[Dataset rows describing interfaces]
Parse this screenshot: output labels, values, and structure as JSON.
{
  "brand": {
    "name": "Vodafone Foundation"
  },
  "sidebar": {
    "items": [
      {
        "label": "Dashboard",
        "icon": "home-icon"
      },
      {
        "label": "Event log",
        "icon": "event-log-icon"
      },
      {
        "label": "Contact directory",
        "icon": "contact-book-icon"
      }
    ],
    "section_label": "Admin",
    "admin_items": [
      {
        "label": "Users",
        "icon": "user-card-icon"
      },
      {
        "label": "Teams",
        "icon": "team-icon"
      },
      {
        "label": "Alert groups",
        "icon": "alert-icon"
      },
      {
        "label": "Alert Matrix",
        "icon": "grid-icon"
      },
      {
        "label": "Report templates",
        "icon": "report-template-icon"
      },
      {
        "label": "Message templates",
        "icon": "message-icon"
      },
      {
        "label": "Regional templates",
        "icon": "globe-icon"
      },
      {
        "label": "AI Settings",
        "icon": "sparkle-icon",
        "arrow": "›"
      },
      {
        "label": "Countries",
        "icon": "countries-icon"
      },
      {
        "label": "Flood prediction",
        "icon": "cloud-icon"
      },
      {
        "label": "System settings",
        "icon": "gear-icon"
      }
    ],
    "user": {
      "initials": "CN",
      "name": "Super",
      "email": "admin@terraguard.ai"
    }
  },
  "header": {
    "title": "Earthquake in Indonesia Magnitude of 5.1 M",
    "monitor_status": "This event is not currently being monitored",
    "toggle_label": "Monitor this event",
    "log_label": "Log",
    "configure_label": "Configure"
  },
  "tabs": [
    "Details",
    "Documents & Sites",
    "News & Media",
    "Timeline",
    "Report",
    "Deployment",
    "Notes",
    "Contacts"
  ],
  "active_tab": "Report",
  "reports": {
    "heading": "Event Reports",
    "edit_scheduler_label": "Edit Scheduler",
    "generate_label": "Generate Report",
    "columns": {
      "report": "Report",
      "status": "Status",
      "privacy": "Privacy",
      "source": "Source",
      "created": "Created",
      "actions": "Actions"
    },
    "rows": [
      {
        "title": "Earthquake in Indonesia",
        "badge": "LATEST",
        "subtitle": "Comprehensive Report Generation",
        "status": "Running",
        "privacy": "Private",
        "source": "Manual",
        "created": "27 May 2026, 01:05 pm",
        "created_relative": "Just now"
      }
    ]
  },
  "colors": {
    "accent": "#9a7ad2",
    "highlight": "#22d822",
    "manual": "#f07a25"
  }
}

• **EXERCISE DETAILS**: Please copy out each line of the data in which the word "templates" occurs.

• **SOLUTION TO THE EXERCISE**:
        "label": "Report templates",
        "label": "Message templates",
        "label": "Regional templates",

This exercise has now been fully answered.